Data from: Influence of leaf trichomes on boundary layer conductance and gas-exchange characteristics in Metrosideros polymorpha (Myrtaceae)

Gaku Amada, Yusuke Onoda, Tomoaki Ichie & Kanehiro Kitayama
The amount of trichomes on the leaves of Metrosideros polymorpha varies enormously, ranging from 0 to ca 150 g/m2 across environmental gradients on the island of Hawaii. Pubescent individuals are abundant in dry areas or on young lava flows, whereas glabrous individuals are abundant in wet areas or on developed soils. To understand the adaptive advantages of pubescent individuals in arid environments, we addressed the following questions: (1) whether leaf trichomes increase the boundary layer...

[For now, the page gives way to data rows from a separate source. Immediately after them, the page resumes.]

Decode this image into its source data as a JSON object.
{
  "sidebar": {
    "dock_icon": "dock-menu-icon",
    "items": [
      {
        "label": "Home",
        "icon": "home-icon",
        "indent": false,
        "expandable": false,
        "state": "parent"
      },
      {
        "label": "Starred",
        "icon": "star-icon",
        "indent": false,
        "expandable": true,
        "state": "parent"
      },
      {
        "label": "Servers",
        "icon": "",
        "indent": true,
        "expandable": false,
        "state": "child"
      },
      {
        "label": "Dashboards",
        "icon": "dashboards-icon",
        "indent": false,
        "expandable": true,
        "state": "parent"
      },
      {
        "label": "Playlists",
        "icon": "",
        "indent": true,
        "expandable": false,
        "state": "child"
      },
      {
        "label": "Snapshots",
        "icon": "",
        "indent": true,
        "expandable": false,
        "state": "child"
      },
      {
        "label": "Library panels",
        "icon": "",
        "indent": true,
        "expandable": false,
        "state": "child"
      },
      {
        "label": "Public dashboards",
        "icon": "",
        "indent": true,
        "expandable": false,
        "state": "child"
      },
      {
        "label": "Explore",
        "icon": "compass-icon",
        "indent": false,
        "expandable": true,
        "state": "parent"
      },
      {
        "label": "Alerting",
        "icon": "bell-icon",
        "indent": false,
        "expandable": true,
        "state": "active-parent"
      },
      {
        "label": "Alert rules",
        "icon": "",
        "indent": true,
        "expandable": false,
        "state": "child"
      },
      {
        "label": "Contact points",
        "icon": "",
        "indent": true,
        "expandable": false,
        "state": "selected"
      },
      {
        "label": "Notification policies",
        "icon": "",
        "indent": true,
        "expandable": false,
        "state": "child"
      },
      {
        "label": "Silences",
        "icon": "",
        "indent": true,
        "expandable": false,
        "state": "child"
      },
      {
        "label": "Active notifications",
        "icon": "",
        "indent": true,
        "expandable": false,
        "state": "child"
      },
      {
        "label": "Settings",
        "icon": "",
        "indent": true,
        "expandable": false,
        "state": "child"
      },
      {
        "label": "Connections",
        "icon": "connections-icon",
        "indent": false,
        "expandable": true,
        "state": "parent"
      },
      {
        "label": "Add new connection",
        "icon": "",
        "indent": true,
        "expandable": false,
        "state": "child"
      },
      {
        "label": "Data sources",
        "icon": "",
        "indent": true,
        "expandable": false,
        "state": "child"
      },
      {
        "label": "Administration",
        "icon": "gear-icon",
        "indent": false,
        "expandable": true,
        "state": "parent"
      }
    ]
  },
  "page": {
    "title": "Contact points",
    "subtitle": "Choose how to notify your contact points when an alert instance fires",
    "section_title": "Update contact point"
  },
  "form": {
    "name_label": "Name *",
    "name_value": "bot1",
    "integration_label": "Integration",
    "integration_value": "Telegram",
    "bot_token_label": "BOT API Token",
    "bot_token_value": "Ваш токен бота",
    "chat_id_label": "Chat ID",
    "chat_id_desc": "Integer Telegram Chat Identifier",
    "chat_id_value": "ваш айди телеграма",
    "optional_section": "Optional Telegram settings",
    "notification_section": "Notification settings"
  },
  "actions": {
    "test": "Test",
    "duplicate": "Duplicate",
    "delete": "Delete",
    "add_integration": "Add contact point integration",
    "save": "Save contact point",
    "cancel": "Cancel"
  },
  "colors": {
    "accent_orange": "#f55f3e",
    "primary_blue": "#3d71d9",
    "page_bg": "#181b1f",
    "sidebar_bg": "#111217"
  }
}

Data from: Variation in ligand responses of the bitter taste receptors TAS2R1 and TAS2R4 among New World monkeys

Kei Tsutsui, Masahiro Otoh, Kodama Sakurai, Nami Suzuki-Hashido, Takashi Hayakawa, Takumi Misaka, Yoshiro Ishimaru, Filippo Aureli, Amanda D. Melin, Shoji Kawamura & Hiroo Imai
Background: New World monkeys (NWMs) are unique in that they exhibit remarkable interspecific variation in color vision and feeding behavior, making them an excellent model for studying sensory ecology. However, it is largely unknown whether non-visual senses co-vary with feeding ecology, especially gustation, which is expected to be indispensable in food selection. Bitter taste, which is mediated by bitter taste receptors (TAS2Rs) in the tongue, helps organisms avoid ingesting potentially toxic substances in food. In...

Data from: A molecular phylogeny and revised higher-level classification for the leaf-mining moth family Gracillariidae and its implications for larval host-use evolution

Akito Y. Kawahara, David Plotkin, Issei Ohshima, Carlos Lopez-Vaamonde, Peter R. Houlihan, Jesse W. Breinholt, Atsushi Kawakita, Lei Xiao, Jerome C. Regier, Donald R. Davis, Tosio Kumata, Jay-Cheon Sohn, Jurate De Prins, Charles Mitter & JAE-CHEON SOHN
Gracillariidae are one of the most diverse families of internally feeding insects, and many species are economically important. Study of this family has been hampered by lack of a robust and comprehensive phylogeny. In the present paper, we sequenced up to 22 genes in 96 gracillariid species, representing all previously recognized subfamilies and genus groups, plus 20 outgroups representing other families and superfamilies. Following objective identification and removal of two rogue taxa, two datasets were...

Data from: Evaluation of the phase-dependent rhythm control of human walking using phase response curves

Tetsuro Funato, Yuki Yamamoto, Shinya Aoi, Takashi Imai, Toshio Aoyagi, Nozomi Tomita & Kazuo Tsuchiya
Humans and animals control their walking rhythms to maintain motion in a variable environment. The neural mechanism for controlling rhythm has been investigated in many studies using mechanical and electrical stimulation. However, quantitative evaluation of rhythm variation in response to perturbation at various timings has rarely been investigated. Such a characteristic of rhythm is described by the phase response curve (PRC). Dynamical simulations of human skeletal models with changing walking rhythms (phase reset) described a...

Data from: A rapid and scalable method for multilocus species delimitation using Bayesian model comparison and rooted triplets

Tomochika Fujisawa, Amr Aswad & Timothy G. Barraclough
Multilocus sequence data provide far greater power to resolve species limits than the single locus data typically used for broad surveys of clades. However, current statistical methods based on a multispecies coalescent framework are computationally demanding, because of the number of possible delimitations that must be compared and time-consuming likelihood calculations. New methods are therefore needed to open up the power of multilocus approaches to larger systematic surveys. Here, we present a rapid and scalable...

Registration Year

  • 2016

Resource Types

  • Dataset


  • Kyoto University
  • Hokkaido University
  • French National Centre for Scientific Research
  • Nagasaki University
  • Lincoln University
  • Utah State University
  • Kyoto Prefectural University
  • Naruto University of Education
  • University of Münster
  • University of Malaya